## Exercise goal
Your answer is a copy of every line in the records where "예수님이" appears.

## Recorded data
· · · · ·
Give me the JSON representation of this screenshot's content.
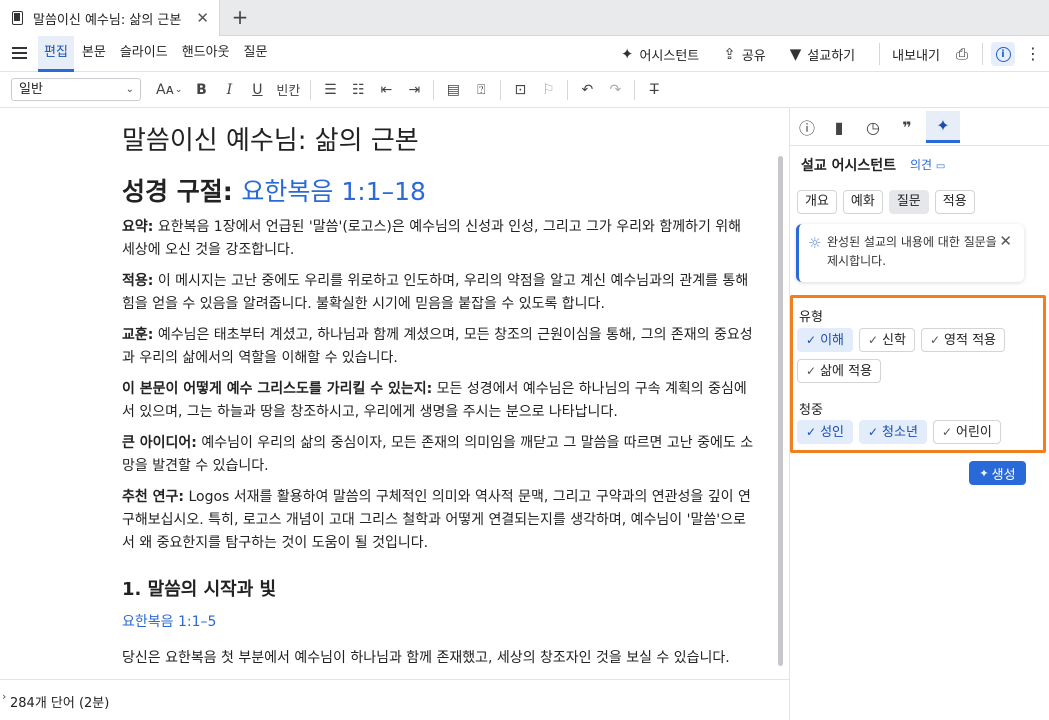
{
  "tab": {
    "title": "말씀이신 예수님: 삶의 근본",
    "close": "✕",
    "new": "+"
  },
  "nav": {
    "tabs": [
      "편집",
      "본문",
      "슬라이드",
      "핸드아웃",
      "질문"
    ],
    "assistant": "어시스턴트",
    "share": "공유",
    "preach": "설교하기",
    "export": "내보내기",
    "info": "i"
  },
  "toolbar": {
    "style": "일반",
    "font_size": "Aᴀ",
    "bold": "B",
    "italic": "I",
    "underline": "U",
    "blank": "빈칸"
  },
  "doc": {
    "title": "말씀이신 예수님: 삶의 근본",
    "scripture_label": "성경 구절:",
    "scripture_ref": "요한복음 1:1–18",
    "summary_label": "요약:",
    "summary_text": "요한복음 1장에서 언급된 '말씀'(로고스)은 예수님의 신성과 인성, 그리고 그가 우리와 함께하기 위해 세상에 오신 것을 강조합니다.",
    "application_label": "적용:",
    "application_text": "이 메시지는 고난 중에도 우리를 위로하고 인도하며, 우리의 약점을 알고 계신 예수님과의 관계를 통해 힘을 얻을 수 있음을 알려줍니다. 불확실한 시기에 믿음을 붙잡을 수 있도록 합니다.",
    "teaching_label": "교훈:",
    "teaching_text": "예수님은 태초부터 계셨고, 하나님과 함께 계셨으며, 모든 창조의 근원이심을 통해, 그의 존재의 중요성과 우리의 삶에서의 역할을 이해할 수 있습니다.",
    "christ_label": "이 본문이 어떻게 예수 그리스도를 가리킬 수 있는지:",
    "christ_text": "모든 성경에서 예수님은 하나님의 구속 계획의 중심에 서 있으며, 그는 하늘과 땅을 창조하시고, 우리에게 생명을 주시는 분으로 나타납니다.",
    "bigidea_label": "큰 아이디어:",
    "bigidea_text": "예수님이 우리의 삶의 중심이자, 모든 존재의 의미임을 깨닫고 그 말씀을 따르면 고난 중에도 소망을 발견할 수 있습니다.",
    "study_label": "추천 연구:",
    "study_text": "Logos 서재를 활용하여 말씀의 구체적인 의미와 역사적 문맥, 그리고 구약과의 연관성을 깊이 연구해보십시오. 특히, 로고스 개념이 고대 그리스 철학과 어떻게 연결되는지를 생각하며, 예수님이 '말씀'으로서 왜 중요한지를 탐구하는 것이 도움이 될 것입니다.",
    "section1_title": "1. 말씀의 시작과 빛",
    "section1_ref": "요한복음 1:1–5",
    "section1_text": "당신은 요한복음 첫 부분에서 예수님이 하나님과 함께 존재했고, 세상의 창조자인 것을 보실 수 있습니다."
  },
  "status": {
    "word_count": "284개 단어 (2분)"
  },
  "panel": {
    "title": "설교 어시스턴트",
    "feedback": "의견",
    "chips": [
      "개요",
      "예화",
      "질문",
      "적용"
    ],
    "tip": "완성된 설교의 내용에 대한 질문을 제시합니다.",
    "type_label": "유형",
    "type_options": [
      "이해",
      "신학",
      "영적 적용",
      "삶에 적용"
    ],
    "audience_label": "청중",
    "audience_options": [
      "성인",
      "청소년",
      "어린이"
    ],
    "generate": "생성"
  },
  "colors": {
    "accent": "#2a6ad8",
    "highlight_border": "#f07f1d"
  }
}
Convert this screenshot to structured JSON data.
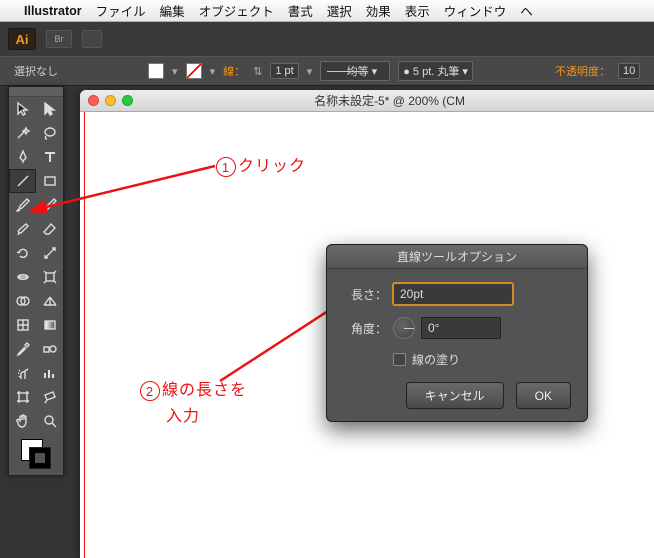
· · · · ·
## Finished exercise
    "bigidea_text": "예수님이 우리의 삶의 중심이자, 모든 존재의 의미임을 깨닫고 그 말씀을 따르면 고난 중에도 소망을 발견할 수 있습니다.",
    "study_text": "Logos 서재를 활용하여 말씀의 구체적인 의미와 역사적 문맥, 그리고 구약과의 연관성을 깊이 연구해보십시오. 특히, 로고스 개념이 고대 그리스 철학과 어떻게 연결되는지를 생각하며, 예수님이 '말씀'으로서 왜 중요한지를 탐구하는 것이 도움이 될 것입니다.",
    "section1_text": "당신은 요한복음 첫 부분에서 예수님이 하나님과 함께 존재했고, 세상의 창조자인 것을 보실 수 있습니다."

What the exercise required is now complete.